## Aim of the exercise
Make an exact copy of the entries below with the pictures removed.

## Records provided
----

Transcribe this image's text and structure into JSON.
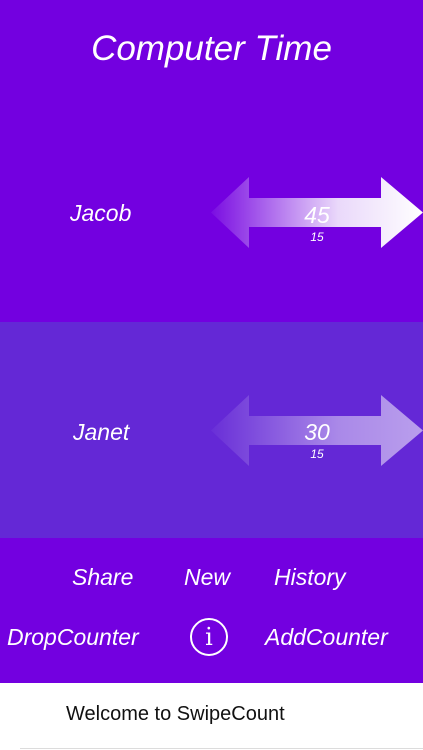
{
  "header": {
    "title": "Computer Time"
  },
  "counters": [
    {
      "name": "Jacob",
      "value": "45",
      "step": "15"
    },
    {
      "name": "Janet",
      "value": "30",
      "step": "15"
    }
  ],
  "toolbar": {
    "share": "Share",
    "new": "New",
    "history": "History",
    "drop_counter": "DropCounter",
    "info_icon_glyph": "i",
    "add_counter": "AddCounter"
  },
  "footer": {
    "welcome": "Welcome to SwipeCount"
  },
  "colors": {
    "primary": "#7300e0",
    "counter_alt": "#6428d6",
    "text": "#ffffff"
  }
}
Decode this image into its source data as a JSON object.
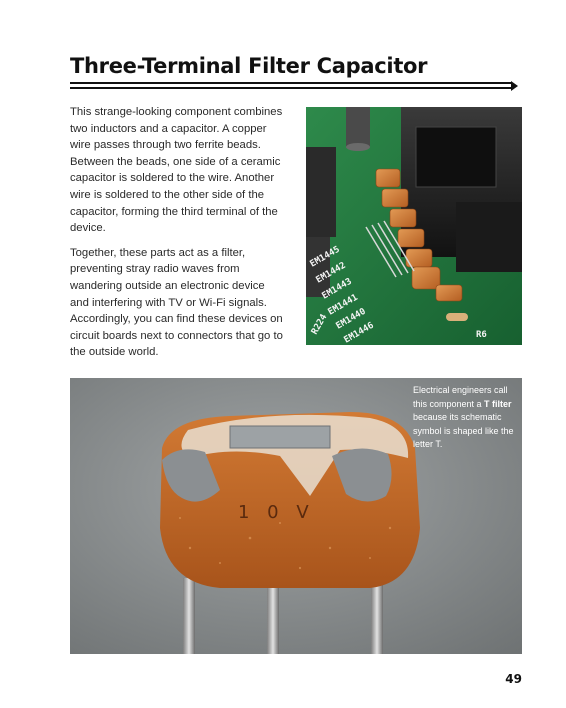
{
  "page": {
    "title": "Three-Terminal Filter Capacitor",
    "paragraph1": "This strange-looking component combines two inductors and a capacitor. A copper wire passes through two ferrite beads. Between the beads, one side of a ceramic capacitor is soldered to the wire. Another wire is soldered to the other side of the capacitor, forming the third terminal of the device.",
    "paragraph2": "Together, these parts act as a filter, preventing stray radio waves from wandering outside an electronic device and interfering with TV or Wi-Fi signals. Accordingly, you can find these devices on circuit boards next to connectors that go to the outside world.",
    "caption": {
      "before": "Electrical engineers call this component a ",
      "term": "T filter",
      "after": " because its schematic symbol is shaped like the letter T."
    },
    "board_labels": [
      "EM1445",
      "EM1442",
      "EM1443",
      "EM1441",
      "EM1440",
      "EM1446",
      "R224",
      "R6"
    ],
    "component_marking": "1 0 V",
    "page_number": "49"
  },
  "colors": {
    "accent": "#111111",
    "pcb_green": "#1f6b3a",
    "ceramic_orange": "#c8692a",
    "ferrite_gray": "#8a8d90",
    "background_gray": "#8f9394"
  }
}
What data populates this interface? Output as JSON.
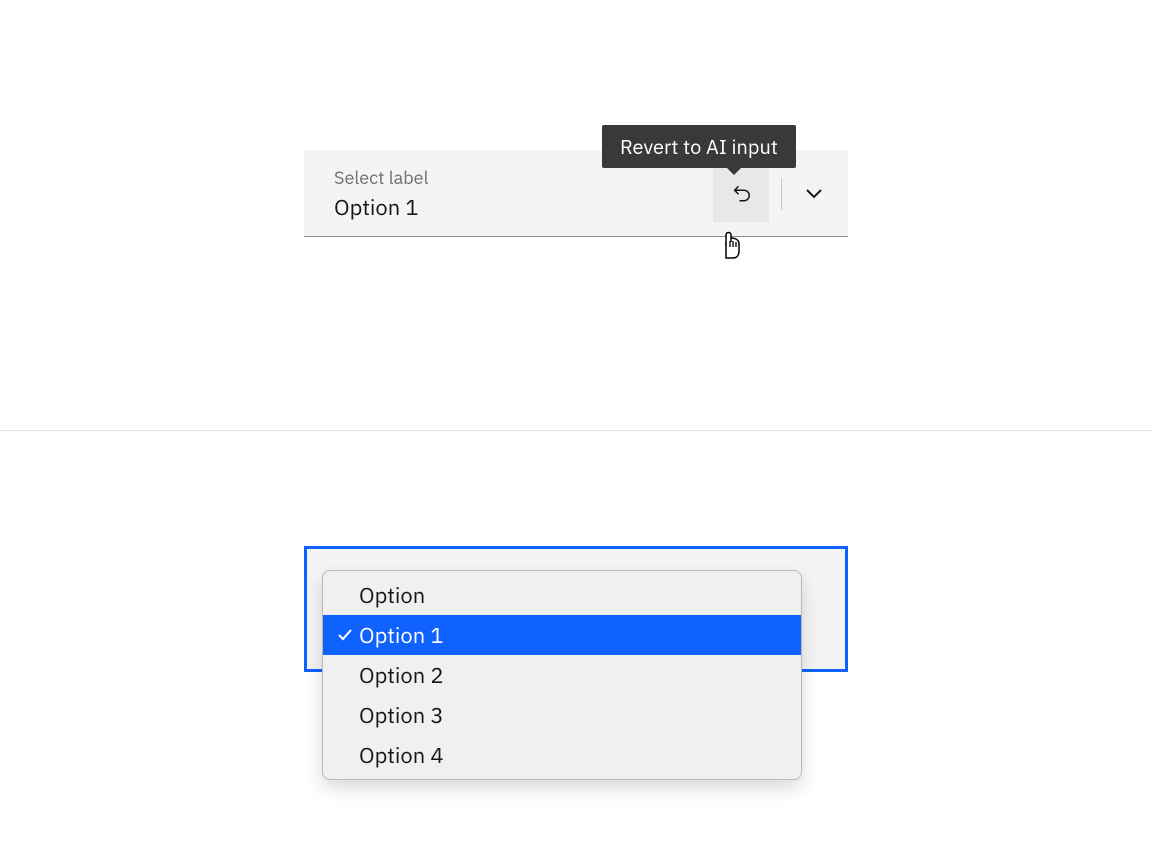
{
  "dropdown": {
    "label": "Select label",
    "value": "Option 1",
    "revert_tooltip": "Revert to AI input"
  },
  "options_list": {
    "items": [
      {
        "label": "Option",
        "selected": false
      },
      {
        "label": "Option 1",
        "selected": true
      },
      {
        "label": "Option 2",
        "selected": false
      },
      {
        "label": "Option 3",
        "selected": false
      },
      {
        "label": "Option 4",
        "selected": false
      }
    ]
  },
  "colors": {
    "focus": "#0f62fe",
    "tooltip_bg": "#393939"
  }
}
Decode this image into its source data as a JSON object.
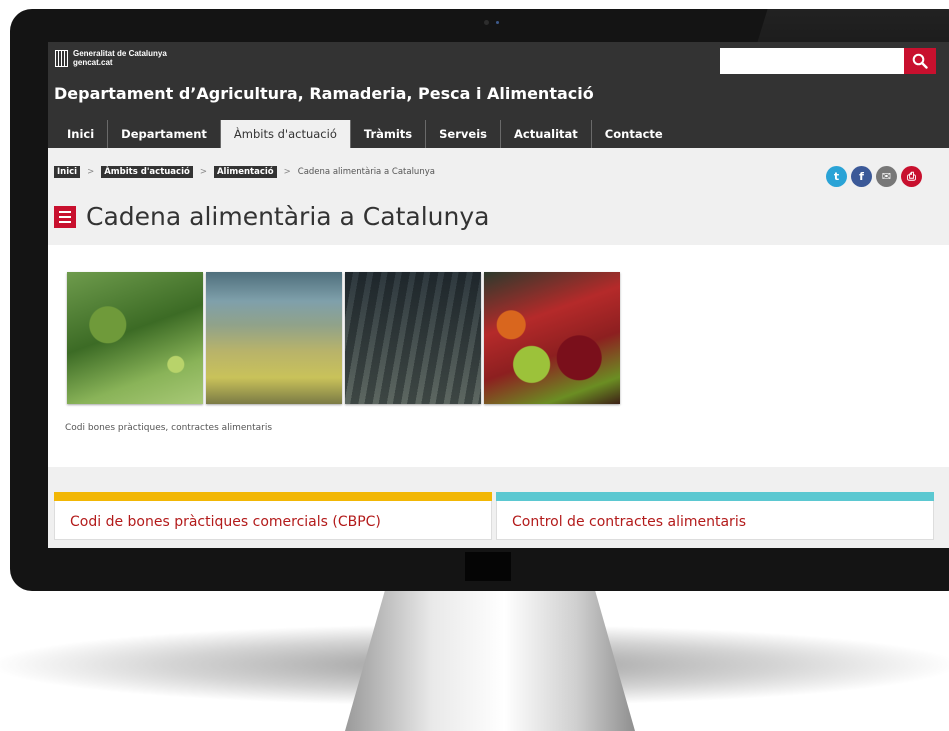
{
  "header": {
    "logo_line1": "Generalitat de Catalunya",
    "logo_line2": "gencat.cat",
    "search_placeholder": "",
    "department_title": "Departament d’Agricultura, Ramaderia, Pesca i Alimentació"
  },
  "nav": {
    "items": [
      {
        "label": "Inici"
      },
      {
        "label": "Departament"
      },
      {
        "label": "Àmbits d'actuació"
      },
      {
        "label": "Tràmits"
      },
      {
        "label": "Serveis"
      },
      {
        "label": "Actualitat"
      },
      {
        "label": "Contacte"
      }
    ],
    "active": "Àmbits d'actuació"
  },
  "breadcrumb": {
    "items": [
      "Inici",
      "Àmbits d'actuació",
      "Alimentació"
    ],
    "current": "Cadena alimentària a Catalunya",
    "separator": ">"
  },
  "social": {
    "twitter_glyph": "t",
    "facebook_glyph": "f",
    "email_glyph": "✉",
    "print_glyph": "⎙"
  },
  "page": {
    "title": "Cadena alimentària a Catalunya",
    "photo_caption": "Codi bones pràctiques, contractes alimentaris"
  },
  "cards": [
    {
      "label": "Codi de bones pràctiques comercials (CBPC)",
      "accent": "#f2b705"
    },
    {
      "label": "Control de contractes alimentaris",
      "accent": "#5bc8d1"
    }
  ],
  "colors": {
    "brand_red": "#c8102e",
    "header_bg": "#333333",
    "twitter": "#2aa3d6",
    "facebook": "#3b5998",
    "email": "#777777",
    "print": "#c8102e"
  },
  "icons": [
    "search-icon",
    "menu-icon",
    "twitter-icon",
    "facebook-icon",
    "email-icon",
    "print-icon",
    "generalitat-logo-icon"
  ]
}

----

## Written response
Transcribe this image's text and structure into JSON.
{
  "header": {
    "title": "Computer Time"
  },
  "counters": [
    {
      "name": "Jacob",
      "value": "45",
      "step": "15"
    },
    {
      "name": "Janet",
      "value": "30",
      "step": "15"
    }
  ],
  "toolbar": {
    "share": "Share",
    "new": "New",
    "history": "History",
    "drop_counter": "DropCounter",
    "info_icon_glyph": "i",
    "add_counter": "AddCounter"
  },
  "footer": {
    "welcome": "Welcome to SwipeCount"
  },
  "colors": {
    "primary": "#7300e0",
    "counter_alt": "#6428d6",
    "text": "#ffffff"
  }
}
Decode this image into its source data as a JSON object.
{
  "page": {
    "title": "Three-Terminal Filter Capacitor",
    "paragraph1": "This strange-looking component combines two inductors and a capacitor. A copper wire passes through two ferrite beads. Between the beads, one side of a ceramic capacitor is soldered to the wire. Another wire is soldered to the other side of the capacitor, forming the third terminal of the device.",
    "paragraph2": "Together, these parts act as a filter, preventing stray radio waves from wandering outside an electronic device and interfering with TV or Wi-Fi signals. Accordingly, you can find these devices on circuit boards next to connectors that go to the outside world.",
    "caption": {
      "before": "Electrical engineers call this component a ",
      "term": "T filter",
      "after": " because its schematic symbol is shaped like the letter T."
    },
    "board_labels": [
      "EM1445",
      "EM1442",
      "EM1443",
      "EM1441",
      "EM1440",
      "EM1446",
      "R224",
      "R6"
    ],
    "component_marking": "1 0 V",
    "page_number": "49"
  },
  "colors": {
    "accent": "#111111",
    "pcb_green": "#1f6b3a",
    "ceramic_orange": "#c8692a",
    "ferrite_gray": "#8a8d90",
    "background_gray": "#8f9394"
  }
}
What data populates this interface? Output as JSON.
{
  "dropdown": {
    "label": "Select label",
    "value": "Option 1",
    "revert_tooltip": "Revert to AI input"
  },
  "options_list": {
    "items": [
      {
        "label": "Option",
        "selected": false
      },
      {
        "label": "Option 1",
        "selected": true
      },
      {
        "label": "Option 2",
        "selected": false
      },
      {
        "label": "Option 3",
        "selected": false
      },
      {
        "label": "Option 4",
        "selected": false
      }
    ]
  },
  "colors": {
    "focus": "#0f62fe",
    "tooltip_bg": "#393939"
  }
}
Decode this image into its source data as a JSON object.
{
  "header": {
    "logo_line1": "Generalitat de Catalunya",
    "logo_line2": "gencat.cat",
    "search_placeholder": "",
    "department_title": "Departament d’Agricultura, Ramaderia, Pesca i Alimentació"
  },
  "nav": {
    "items": [
      {
        "label": "Inici"
      },
      {
        "label": "Departament"
      },
      {
        "label": "Àmbits d'actuació"
      },
      {
        "label": "Tràmits"
      },
      {
        "label": "Serveis"
      },
      {
        "label": "Actualitat"
      },
      {
        "label": "Contacte"
      }
    ],
    "active": "Àmbits d'actuació"
  },
  "breadcrumb": {
    "items": [
      "Inici",
      "Àmbits d'actuació",
      "Alimentació"
    ],
    "current": "Cadena alimentària a Catalunya",
    "separator": ">"
  },
  "social": {
    "twitter_glyph": "t",
    "facebook_glyph": "f",
    "email_glyph": "✉",
    "print_glyph": "⎙"
  },
  "page": {
    "title": "Cadena alimentària a Catalunya",
    "photo_caption": "Codi bones pràctiques, contractes alimentaris"
  },
  "cards": [
    {
      "label": "Codi de bones pràctiques comercials (CBPC)",
      "accent": "#f2b705"
    },
    {
      "label": "Control de contractes alimentaris",
      "accent": "#5bc8d1"
    }
  ],
  "colors": {
    "brand_red": "#c8102e",
    "header_bg": "#333333",
    "twitter": "#2aa3d6",
    "facebook": "#3b5998",
    "email": "#777777",
    "print": "#c8102e"
  },
  "icons": [
    "search-icon",
    "menu-icon",
    "twitter-icon",
    "facebook-icon",
    "email-icon",
    "print-icon",
    "generalitat-logo-icon"
  ]
}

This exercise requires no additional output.